*** Opening of Material supplied ***
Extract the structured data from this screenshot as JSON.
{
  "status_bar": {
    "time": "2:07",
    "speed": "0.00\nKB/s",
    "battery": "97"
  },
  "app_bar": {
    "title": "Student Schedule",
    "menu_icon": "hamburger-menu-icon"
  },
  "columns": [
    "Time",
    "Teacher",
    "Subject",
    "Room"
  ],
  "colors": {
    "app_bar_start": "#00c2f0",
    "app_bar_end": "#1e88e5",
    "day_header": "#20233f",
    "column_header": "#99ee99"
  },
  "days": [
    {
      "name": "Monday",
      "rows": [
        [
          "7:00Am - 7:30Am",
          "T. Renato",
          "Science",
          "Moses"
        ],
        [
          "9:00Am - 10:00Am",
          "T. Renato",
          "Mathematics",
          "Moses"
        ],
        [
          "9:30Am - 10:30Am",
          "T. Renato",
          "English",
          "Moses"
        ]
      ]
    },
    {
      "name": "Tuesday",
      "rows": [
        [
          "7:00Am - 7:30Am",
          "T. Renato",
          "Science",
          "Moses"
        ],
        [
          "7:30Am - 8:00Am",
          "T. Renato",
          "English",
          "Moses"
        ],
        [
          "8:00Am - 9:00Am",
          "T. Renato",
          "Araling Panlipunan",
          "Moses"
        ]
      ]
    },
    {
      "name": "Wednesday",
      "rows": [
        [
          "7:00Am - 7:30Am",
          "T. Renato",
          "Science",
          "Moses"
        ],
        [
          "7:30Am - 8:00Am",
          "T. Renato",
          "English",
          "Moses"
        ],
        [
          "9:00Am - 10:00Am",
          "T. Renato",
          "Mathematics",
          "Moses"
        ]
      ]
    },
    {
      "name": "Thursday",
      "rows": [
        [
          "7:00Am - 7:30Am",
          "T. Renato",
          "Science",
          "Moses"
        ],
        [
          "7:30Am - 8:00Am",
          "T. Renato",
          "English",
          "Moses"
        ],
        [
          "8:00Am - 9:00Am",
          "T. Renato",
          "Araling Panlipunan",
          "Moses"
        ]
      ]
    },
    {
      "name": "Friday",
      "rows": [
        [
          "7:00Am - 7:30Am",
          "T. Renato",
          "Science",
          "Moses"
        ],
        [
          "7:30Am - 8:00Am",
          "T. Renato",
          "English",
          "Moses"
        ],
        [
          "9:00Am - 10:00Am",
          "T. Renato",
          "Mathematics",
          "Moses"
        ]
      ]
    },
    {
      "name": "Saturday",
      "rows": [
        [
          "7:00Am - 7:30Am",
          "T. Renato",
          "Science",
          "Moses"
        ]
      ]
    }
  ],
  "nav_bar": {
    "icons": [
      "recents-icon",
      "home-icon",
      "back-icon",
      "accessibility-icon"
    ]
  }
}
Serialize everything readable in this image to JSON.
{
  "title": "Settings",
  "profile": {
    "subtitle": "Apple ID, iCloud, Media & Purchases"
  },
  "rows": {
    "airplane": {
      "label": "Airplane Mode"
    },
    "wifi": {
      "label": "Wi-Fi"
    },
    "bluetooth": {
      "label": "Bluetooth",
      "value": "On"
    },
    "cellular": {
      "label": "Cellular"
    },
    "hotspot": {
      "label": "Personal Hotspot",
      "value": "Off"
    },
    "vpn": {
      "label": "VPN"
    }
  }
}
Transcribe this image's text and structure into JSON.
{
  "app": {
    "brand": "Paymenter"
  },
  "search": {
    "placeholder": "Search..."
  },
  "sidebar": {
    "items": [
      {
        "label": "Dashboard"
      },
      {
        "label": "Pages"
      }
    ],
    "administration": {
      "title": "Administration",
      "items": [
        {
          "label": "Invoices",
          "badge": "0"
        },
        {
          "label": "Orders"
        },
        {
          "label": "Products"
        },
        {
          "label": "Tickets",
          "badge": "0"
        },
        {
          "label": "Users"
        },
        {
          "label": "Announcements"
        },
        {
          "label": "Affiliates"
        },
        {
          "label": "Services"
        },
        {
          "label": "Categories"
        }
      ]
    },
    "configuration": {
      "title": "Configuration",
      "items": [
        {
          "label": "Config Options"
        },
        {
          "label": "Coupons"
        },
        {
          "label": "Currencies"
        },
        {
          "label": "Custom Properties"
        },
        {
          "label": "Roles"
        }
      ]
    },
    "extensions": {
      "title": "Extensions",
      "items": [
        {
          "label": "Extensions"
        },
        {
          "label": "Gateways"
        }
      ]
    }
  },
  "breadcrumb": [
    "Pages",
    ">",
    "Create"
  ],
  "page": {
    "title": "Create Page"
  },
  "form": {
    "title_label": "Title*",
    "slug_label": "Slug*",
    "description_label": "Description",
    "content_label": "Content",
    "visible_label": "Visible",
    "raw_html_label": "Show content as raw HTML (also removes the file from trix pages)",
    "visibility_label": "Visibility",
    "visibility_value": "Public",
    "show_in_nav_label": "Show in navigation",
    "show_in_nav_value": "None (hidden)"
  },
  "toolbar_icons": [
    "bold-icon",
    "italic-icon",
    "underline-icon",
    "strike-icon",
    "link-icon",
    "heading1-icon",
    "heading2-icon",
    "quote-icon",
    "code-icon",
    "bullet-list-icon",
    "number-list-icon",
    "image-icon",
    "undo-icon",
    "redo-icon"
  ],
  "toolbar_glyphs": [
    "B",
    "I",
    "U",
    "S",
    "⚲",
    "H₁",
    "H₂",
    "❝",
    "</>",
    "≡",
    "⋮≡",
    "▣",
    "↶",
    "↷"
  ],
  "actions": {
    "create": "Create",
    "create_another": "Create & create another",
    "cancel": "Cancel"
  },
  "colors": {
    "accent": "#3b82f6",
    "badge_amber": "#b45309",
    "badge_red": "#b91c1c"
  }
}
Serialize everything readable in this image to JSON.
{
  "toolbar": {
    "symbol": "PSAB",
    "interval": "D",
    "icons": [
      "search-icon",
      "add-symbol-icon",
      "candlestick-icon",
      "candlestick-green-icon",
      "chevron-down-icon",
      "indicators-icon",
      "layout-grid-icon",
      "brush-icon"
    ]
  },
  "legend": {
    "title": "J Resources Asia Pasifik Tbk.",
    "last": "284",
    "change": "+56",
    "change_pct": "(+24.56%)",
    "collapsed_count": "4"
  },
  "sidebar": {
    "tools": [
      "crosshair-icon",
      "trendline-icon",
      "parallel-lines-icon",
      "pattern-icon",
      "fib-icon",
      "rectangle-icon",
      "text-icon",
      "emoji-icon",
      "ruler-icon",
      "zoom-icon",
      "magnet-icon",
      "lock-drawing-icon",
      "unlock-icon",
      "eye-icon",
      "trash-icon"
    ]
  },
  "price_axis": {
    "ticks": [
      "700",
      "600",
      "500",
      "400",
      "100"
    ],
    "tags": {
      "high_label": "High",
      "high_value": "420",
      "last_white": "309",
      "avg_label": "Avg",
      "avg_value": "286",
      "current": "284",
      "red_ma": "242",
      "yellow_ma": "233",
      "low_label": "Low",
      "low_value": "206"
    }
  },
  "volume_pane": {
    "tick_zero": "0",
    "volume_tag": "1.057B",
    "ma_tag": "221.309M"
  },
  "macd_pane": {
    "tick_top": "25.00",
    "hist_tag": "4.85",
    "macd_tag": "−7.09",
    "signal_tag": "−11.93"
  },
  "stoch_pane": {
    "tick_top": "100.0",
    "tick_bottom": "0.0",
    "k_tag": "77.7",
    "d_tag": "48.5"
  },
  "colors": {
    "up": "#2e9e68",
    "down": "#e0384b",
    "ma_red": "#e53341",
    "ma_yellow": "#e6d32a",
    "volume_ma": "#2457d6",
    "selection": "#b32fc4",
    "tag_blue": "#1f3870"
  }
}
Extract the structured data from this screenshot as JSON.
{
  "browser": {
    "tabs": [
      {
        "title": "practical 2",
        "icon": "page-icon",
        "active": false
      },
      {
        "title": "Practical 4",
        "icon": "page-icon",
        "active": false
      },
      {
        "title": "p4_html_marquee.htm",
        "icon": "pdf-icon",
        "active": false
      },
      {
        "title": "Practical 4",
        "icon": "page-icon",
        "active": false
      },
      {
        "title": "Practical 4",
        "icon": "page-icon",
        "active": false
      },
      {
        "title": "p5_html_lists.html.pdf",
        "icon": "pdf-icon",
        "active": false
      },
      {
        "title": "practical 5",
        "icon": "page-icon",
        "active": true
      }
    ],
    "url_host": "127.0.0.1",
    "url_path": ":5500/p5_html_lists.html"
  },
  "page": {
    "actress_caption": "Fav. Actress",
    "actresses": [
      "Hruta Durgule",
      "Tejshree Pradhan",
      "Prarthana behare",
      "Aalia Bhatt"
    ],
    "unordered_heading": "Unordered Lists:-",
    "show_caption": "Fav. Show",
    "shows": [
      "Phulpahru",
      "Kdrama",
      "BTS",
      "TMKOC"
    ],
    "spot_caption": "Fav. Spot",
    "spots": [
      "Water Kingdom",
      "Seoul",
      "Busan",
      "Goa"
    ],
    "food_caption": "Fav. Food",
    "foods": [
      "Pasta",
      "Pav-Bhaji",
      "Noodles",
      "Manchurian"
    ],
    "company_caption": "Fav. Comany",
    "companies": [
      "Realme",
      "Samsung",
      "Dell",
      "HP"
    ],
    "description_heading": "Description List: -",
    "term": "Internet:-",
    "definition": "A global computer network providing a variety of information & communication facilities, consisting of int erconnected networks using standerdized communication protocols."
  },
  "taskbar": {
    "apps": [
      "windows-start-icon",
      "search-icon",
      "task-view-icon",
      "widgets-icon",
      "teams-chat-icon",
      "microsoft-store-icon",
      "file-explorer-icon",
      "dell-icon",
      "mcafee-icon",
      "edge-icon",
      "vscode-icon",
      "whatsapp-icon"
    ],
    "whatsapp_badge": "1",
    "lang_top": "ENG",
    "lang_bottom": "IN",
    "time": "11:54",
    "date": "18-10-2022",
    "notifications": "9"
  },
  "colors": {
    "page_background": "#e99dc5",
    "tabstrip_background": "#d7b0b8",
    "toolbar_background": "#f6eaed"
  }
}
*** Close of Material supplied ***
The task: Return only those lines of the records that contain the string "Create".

Solution below:
    "Create"
    "title": "Create Page"
    "create": "Create",
    "create_another": "Create & create another",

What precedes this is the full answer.